Task statement: Search the entries for the word "mode". Copy every line that holds it.

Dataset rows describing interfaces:

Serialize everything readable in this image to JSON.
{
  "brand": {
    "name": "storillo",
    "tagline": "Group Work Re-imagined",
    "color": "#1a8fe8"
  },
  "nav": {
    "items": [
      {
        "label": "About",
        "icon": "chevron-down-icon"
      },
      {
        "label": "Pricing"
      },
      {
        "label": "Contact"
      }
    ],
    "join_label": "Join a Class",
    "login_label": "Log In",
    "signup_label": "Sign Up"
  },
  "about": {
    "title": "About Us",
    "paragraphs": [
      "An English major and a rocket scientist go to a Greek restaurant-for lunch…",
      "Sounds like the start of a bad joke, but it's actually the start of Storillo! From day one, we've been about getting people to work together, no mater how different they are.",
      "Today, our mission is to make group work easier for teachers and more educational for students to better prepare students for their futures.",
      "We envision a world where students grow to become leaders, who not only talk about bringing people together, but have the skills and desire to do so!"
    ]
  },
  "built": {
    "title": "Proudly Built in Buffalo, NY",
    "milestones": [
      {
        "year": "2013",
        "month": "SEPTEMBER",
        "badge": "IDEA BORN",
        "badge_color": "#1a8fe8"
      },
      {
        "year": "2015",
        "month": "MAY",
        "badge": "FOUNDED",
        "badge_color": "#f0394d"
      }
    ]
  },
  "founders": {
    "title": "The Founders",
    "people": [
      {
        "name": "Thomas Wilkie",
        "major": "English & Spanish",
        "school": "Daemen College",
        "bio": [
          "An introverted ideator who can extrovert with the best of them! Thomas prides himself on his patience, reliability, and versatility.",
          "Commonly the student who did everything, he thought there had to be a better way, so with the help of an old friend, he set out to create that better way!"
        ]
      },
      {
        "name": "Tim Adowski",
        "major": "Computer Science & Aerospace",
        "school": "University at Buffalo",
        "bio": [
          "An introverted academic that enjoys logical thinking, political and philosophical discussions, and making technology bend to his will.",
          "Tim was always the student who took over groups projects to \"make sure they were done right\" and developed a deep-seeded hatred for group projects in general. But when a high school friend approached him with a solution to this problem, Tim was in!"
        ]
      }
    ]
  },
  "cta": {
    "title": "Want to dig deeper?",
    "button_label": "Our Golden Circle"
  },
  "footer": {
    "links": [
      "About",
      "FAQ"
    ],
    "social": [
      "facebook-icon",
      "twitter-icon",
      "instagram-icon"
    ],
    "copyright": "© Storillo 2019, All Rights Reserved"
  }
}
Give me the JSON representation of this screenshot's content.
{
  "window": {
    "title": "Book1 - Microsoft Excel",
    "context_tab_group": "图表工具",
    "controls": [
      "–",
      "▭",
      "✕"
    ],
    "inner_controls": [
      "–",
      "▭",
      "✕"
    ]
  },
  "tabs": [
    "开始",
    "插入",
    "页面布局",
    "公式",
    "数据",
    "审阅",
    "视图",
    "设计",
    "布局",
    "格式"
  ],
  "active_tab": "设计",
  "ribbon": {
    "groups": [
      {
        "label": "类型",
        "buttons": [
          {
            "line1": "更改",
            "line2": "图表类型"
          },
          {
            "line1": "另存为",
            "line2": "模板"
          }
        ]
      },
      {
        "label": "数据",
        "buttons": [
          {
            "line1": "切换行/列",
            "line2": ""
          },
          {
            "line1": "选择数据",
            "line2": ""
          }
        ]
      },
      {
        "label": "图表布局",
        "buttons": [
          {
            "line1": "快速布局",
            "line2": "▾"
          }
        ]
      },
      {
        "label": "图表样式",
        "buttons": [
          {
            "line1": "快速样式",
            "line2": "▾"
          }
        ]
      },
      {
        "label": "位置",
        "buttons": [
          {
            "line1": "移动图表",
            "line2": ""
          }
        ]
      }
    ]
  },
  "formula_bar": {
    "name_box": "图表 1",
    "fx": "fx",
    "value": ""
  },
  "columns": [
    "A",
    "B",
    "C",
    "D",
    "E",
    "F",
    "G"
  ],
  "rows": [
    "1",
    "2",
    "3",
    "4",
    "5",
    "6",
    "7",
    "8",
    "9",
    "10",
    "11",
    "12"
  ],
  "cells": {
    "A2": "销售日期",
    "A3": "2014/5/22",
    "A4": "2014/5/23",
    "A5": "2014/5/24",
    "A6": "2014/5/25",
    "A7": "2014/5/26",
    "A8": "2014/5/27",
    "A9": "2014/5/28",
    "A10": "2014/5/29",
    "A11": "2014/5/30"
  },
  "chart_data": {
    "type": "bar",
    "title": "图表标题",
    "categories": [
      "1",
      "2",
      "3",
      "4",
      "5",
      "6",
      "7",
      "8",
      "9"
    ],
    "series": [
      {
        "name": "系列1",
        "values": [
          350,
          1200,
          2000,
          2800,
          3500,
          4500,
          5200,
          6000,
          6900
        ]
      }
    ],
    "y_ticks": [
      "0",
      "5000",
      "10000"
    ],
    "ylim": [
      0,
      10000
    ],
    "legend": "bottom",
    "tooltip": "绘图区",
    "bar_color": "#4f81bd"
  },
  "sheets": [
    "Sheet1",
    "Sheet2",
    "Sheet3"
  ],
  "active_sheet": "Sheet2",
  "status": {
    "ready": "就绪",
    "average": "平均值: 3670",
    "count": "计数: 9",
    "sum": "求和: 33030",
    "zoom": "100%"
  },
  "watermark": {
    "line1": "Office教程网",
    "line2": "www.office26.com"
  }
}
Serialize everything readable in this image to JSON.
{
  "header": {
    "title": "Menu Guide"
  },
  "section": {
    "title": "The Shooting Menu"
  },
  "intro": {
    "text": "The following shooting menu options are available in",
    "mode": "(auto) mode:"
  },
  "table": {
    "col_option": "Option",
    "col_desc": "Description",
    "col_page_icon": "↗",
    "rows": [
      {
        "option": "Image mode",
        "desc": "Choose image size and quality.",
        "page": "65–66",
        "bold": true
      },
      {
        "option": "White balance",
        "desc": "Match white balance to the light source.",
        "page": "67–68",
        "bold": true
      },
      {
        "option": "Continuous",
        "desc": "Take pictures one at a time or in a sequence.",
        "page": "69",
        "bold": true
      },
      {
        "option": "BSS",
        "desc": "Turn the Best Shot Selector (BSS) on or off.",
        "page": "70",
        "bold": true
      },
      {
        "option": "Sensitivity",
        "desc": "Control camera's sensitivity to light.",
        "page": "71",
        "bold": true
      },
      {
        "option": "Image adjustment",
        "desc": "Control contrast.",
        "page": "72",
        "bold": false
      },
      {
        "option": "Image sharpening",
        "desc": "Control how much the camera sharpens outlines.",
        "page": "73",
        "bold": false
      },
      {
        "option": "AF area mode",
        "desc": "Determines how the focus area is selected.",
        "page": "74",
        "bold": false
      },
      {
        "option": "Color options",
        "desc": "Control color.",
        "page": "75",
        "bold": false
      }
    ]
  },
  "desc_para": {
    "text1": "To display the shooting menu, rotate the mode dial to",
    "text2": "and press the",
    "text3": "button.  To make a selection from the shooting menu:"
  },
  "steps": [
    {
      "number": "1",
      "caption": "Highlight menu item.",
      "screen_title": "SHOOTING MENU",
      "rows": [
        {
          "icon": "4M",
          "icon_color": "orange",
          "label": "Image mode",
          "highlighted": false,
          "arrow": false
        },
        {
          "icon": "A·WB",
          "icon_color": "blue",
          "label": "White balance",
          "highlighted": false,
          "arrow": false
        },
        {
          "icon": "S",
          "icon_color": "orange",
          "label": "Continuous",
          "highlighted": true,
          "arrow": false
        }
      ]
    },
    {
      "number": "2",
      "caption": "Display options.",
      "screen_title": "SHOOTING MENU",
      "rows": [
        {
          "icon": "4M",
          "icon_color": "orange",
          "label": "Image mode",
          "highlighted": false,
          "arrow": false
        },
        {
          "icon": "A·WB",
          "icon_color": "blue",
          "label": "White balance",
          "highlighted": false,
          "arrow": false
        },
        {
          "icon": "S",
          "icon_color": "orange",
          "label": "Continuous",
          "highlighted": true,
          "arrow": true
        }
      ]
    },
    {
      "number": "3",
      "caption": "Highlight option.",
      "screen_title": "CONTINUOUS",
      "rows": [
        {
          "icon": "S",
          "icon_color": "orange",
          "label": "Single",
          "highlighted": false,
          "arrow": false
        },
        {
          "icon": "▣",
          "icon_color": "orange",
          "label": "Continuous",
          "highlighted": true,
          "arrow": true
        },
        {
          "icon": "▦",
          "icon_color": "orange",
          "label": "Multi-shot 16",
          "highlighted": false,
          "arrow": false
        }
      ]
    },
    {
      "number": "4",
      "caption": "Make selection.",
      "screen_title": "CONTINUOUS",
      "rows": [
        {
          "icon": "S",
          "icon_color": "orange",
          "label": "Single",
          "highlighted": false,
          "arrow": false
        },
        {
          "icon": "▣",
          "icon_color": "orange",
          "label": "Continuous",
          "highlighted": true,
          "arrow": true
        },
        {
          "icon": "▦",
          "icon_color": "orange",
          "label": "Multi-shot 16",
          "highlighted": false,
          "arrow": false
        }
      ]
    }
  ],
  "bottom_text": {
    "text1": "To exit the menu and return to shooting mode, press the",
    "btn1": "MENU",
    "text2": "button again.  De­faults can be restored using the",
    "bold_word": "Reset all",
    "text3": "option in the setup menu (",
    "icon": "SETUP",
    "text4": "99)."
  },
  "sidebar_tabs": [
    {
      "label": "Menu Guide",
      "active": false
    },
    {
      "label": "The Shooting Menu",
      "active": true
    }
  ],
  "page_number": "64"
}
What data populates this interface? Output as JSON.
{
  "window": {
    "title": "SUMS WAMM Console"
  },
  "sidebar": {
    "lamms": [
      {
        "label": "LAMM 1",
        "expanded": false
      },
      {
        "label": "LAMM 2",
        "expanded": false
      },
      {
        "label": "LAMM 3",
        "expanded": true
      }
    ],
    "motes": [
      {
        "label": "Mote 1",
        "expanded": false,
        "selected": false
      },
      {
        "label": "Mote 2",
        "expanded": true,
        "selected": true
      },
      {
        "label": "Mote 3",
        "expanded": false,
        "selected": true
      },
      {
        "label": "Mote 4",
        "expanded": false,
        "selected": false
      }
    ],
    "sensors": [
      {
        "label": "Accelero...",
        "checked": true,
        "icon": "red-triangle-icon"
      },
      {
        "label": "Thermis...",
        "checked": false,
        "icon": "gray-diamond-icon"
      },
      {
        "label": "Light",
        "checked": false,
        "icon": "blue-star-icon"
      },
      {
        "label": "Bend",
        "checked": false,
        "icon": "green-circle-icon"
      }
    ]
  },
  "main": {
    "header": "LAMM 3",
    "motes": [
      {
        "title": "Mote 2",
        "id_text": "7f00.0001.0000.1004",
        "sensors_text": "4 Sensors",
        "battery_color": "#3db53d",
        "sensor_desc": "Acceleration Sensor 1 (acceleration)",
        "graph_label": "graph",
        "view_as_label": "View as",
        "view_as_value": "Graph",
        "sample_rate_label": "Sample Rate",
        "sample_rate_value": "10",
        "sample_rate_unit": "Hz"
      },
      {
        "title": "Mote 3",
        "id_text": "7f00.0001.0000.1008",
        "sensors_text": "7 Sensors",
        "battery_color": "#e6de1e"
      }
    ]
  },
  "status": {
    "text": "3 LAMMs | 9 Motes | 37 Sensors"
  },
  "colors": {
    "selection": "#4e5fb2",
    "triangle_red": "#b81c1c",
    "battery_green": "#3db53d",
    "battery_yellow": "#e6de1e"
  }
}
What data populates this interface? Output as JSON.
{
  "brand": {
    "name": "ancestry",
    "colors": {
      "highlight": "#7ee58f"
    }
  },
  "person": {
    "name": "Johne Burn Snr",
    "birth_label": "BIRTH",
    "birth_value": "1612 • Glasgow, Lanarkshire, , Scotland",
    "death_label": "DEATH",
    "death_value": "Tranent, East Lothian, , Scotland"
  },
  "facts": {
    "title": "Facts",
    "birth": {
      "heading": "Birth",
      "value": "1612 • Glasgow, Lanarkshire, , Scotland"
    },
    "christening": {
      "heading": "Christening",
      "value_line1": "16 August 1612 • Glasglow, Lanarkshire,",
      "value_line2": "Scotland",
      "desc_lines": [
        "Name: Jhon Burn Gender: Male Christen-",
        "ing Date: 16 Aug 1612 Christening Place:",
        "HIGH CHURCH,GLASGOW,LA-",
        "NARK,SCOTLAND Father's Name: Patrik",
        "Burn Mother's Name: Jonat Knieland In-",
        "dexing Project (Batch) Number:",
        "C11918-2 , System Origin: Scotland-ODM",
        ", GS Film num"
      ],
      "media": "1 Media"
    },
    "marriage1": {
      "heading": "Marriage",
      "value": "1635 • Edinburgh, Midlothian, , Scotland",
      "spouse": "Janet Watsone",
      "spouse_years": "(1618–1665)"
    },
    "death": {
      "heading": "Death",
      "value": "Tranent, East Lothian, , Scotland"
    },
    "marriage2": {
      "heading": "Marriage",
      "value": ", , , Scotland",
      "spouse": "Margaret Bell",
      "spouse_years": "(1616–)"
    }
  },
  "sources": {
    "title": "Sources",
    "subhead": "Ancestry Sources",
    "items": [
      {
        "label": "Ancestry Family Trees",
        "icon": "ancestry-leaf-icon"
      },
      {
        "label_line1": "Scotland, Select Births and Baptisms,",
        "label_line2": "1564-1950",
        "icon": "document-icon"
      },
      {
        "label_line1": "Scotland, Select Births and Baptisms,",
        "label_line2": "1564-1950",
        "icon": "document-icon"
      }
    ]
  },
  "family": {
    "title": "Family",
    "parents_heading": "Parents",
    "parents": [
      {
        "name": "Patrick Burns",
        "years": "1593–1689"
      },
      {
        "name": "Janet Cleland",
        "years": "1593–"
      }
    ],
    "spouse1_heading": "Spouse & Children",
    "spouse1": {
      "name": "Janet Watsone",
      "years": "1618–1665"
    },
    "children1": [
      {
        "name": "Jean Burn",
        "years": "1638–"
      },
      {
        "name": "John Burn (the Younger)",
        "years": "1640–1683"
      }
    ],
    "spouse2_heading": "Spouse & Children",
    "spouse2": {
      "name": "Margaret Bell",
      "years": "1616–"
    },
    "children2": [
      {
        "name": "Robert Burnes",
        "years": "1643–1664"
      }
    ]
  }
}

Result:
    "mode": "(auto) mode:"
        "option": "Image mode",
        "option": "AF area mode",
    "text1": "To display the shooting menu, rotate the mode dial to",
          "label": "Image mode",
          "label": "Image mode",
    "text1": "To exit the menu and return to shooting mode, press the",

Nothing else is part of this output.